▶

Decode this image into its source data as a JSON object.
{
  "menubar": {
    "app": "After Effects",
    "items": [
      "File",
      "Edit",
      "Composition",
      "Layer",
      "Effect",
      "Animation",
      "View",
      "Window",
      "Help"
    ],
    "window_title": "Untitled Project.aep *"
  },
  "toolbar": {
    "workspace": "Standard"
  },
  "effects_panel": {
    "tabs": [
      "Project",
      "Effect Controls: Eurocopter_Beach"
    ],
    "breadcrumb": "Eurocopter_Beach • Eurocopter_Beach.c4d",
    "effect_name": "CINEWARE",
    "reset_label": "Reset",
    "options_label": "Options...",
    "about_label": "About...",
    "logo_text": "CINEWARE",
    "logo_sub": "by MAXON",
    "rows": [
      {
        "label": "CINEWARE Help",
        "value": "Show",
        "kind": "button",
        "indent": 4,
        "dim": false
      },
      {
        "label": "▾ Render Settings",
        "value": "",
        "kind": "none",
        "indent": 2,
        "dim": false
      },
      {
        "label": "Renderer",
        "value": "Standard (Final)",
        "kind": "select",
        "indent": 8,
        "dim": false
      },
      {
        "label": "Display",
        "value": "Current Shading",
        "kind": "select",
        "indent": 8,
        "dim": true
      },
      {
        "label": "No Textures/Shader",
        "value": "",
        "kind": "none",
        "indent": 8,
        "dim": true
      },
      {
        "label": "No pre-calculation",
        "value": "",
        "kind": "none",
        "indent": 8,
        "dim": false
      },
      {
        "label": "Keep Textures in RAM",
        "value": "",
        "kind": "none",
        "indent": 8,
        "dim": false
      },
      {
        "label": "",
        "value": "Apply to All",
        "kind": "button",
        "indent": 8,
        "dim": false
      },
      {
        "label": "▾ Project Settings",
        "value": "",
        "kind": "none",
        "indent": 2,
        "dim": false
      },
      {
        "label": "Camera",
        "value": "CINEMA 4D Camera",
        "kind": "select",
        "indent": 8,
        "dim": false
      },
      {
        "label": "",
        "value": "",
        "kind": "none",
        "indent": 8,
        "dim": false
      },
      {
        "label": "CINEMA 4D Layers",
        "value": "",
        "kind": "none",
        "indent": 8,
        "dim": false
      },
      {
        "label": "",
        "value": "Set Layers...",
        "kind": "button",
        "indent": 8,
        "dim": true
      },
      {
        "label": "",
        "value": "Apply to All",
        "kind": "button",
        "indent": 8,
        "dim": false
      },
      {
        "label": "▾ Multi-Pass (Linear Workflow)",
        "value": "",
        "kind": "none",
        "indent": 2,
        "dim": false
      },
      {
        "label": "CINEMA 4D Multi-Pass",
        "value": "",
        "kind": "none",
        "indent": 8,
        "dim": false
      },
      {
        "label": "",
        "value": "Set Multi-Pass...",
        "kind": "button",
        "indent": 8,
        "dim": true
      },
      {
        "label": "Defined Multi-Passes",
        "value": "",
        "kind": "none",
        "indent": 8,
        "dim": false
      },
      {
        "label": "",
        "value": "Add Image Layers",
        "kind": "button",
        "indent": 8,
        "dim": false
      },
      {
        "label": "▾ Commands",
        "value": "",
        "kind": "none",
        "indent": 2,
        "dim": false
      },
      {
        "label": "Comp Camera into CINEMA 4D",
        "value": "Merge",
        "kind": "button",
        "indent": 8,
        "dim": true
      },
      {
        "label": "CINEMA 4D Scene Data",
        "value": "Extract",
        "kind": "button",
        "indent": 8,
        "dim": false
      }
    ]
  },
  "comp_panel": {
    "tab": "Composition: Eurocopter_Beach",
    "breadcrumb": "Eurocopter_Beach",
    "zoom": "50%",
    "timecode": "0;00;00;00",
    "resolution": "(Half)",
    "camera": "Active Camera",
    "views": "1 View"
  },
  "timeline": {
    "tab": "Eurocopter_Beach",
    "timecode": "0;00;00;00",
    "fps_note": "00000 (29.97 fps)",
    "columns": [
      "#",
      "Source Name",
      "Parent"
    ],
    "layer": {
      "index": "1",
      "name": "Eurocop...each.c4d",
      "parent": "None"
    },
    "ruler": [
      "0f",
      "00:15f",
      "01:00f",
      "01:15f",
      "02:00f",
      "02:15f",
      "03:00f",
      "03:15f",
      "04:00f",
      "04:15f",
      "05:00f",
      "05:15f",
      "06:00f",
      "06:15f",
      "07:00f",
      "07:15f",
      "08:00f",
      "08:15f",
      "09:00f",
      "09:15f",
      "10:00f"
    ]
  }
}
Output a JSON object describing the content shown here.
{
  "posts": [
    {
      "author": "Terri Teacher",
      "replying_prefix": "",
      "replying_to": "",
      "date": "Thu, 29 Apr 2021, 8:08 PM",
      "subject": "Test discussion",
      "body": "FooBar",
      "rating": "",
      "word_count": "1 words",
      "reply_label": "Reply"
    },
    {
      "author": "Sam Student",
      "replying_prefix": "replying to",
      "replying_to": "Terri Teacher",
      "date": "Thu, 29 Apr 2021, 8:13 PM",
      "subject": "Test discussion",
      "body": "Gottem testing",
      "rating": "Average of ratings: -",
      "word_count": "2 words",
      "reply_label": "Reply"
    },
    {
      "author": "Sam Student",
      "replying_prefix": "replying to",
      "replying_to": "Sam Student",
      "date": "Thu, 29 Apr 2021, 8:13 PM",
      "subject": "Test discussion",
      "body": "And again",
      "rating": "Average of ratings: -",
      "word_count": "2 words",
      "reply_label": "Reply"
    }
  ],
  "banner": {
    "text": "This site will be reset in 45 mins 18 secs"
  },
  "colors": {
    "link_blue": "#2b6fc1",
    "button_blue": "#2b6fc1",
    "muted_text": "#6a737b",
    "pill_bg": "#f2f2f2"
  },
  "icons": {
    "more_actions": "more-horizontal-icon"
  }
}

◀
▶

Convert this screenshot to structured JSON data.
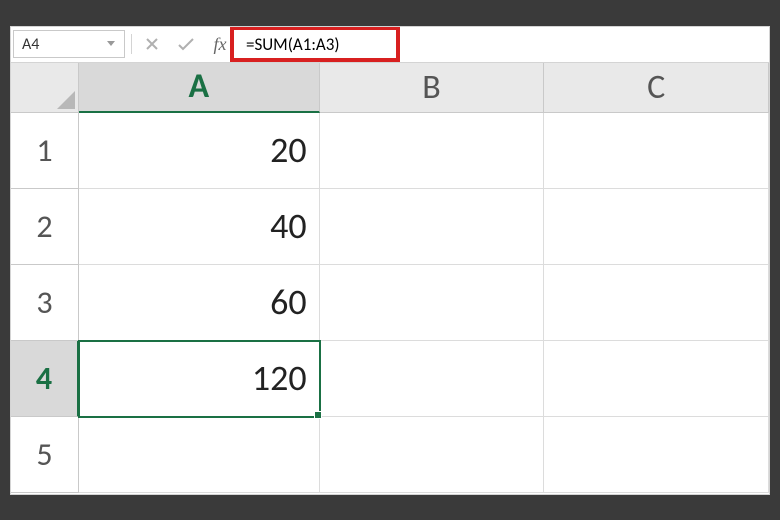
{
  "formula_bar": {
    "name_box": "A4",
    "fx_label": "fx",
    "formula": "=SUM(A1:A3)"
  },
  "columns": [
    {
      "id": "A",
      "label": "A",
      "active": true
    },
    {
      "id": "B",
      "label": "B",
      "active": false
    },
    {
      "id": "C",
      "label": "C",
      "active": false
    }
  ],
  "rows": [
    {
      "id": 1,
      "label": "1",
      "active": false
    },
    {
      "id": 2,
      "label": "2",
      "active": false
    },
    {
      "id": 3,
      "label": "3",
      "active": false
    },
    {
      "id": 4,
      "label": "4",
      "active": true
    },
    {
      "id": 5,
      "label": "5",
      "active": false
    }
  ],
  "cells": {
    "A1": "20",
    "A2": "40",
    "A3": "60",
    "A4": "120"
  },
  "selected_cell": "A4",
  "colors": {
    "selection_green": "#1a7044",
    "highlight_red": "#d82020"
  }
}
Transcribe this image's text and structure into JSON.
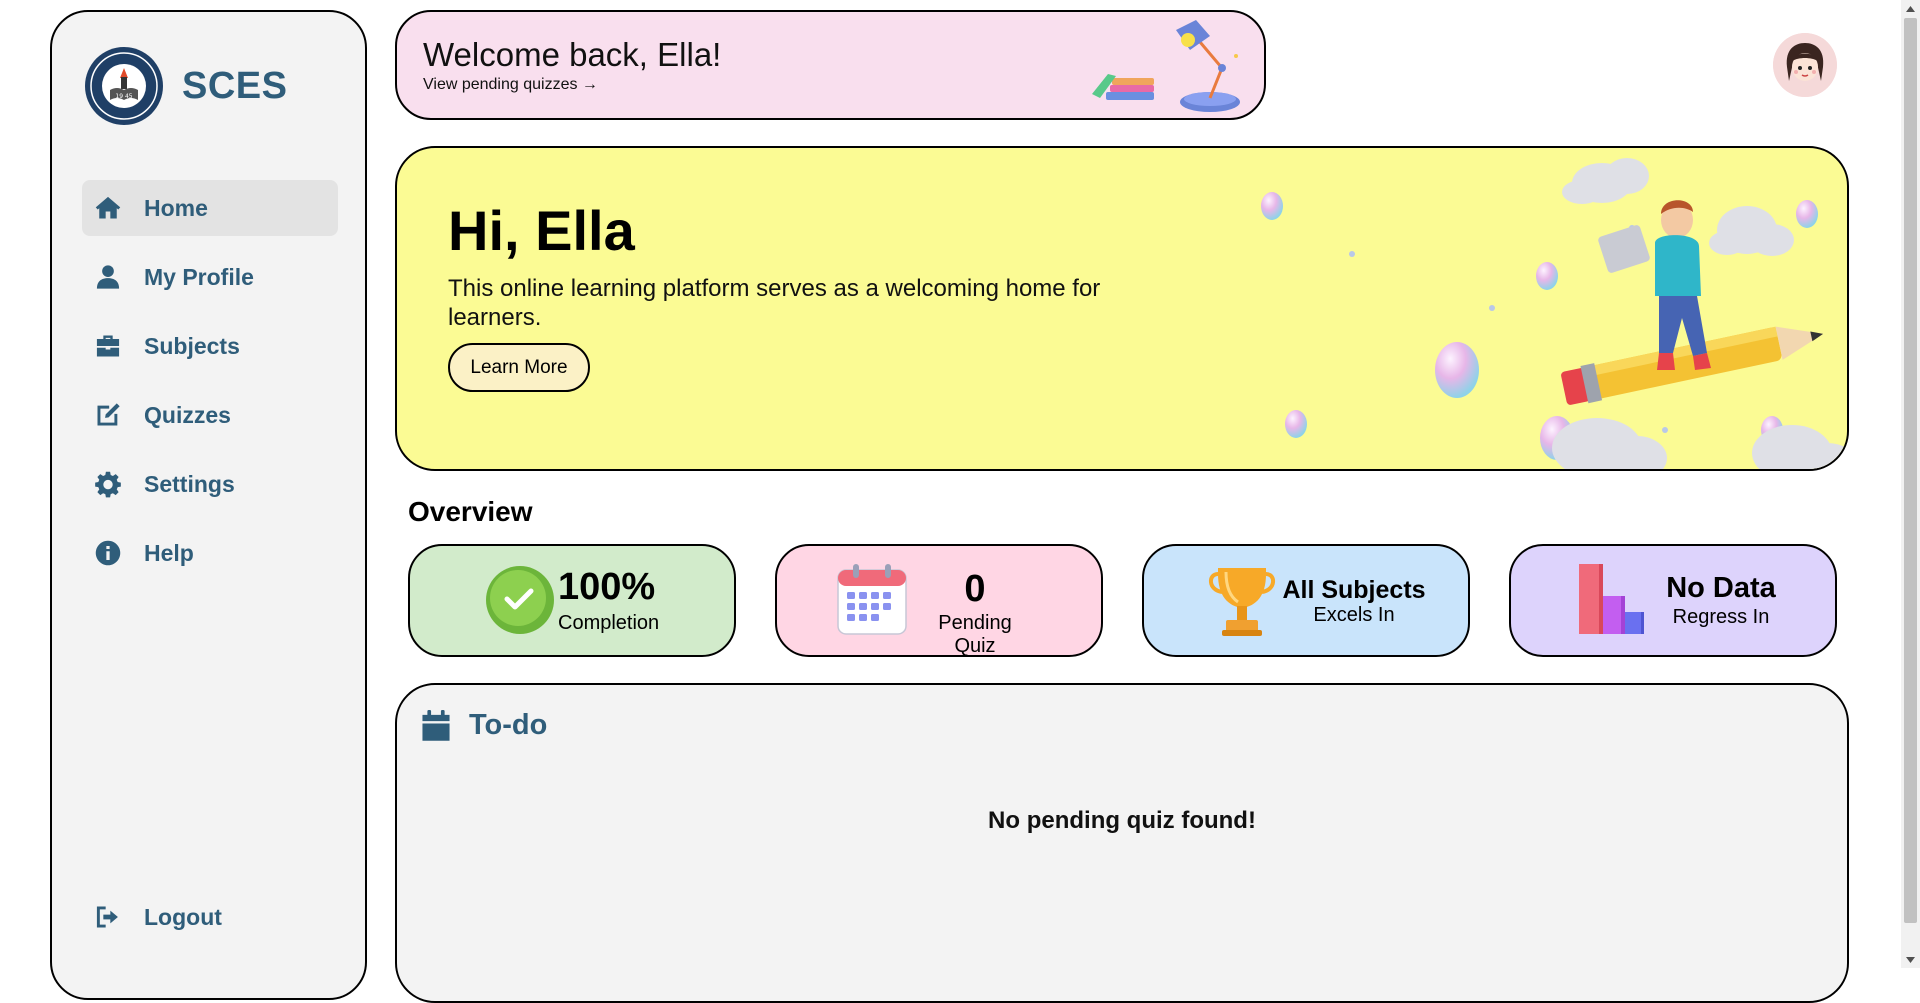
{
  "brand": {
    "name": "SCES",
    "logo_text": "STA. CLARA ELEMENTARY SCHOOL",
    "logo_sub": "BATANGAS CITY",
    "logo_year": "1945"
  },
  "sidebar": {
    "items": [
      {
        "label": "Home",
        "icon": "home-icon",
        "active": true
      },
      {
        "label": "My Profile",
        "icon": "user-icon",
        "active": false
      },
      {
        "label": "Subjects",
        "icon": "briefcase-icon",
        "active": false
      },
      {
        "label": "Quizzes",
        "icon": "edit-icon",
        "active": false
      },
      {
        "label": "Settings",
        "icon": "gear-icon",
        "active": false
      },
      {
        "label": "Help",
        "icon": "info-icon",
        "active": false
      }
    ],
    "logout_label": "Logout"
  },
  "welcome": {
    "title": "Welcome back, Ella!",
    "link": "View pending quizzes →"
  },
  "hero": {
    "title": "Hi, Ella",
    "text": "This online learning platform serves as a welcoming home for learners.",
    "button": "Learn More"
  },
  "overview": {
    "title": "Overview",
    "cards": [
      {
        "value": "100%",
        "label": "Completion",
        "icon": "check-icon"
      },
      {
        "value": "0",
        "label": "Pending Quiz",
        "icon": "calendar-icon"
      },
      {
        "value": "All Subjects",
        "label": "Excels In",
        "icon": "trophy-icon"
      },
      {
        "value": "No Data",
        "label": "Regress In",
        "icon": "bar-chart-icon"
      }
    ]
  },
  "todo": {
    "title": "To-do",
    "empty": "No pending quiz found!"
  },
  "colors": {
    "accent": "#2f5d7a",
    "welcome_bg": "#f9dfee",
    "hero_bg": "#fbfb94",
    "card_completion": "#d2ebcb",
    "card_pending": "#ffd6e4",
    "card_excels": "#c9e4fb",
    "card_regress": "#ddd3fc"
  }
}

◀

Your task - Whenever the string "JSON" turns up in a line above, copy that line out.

Exercise response -
Decode this image into its source data as a JSON object.
Output a JSON object describing the content shown here.
Convert this screenshot to structured JSON data.
Transcribe this image's text and structure into JSON.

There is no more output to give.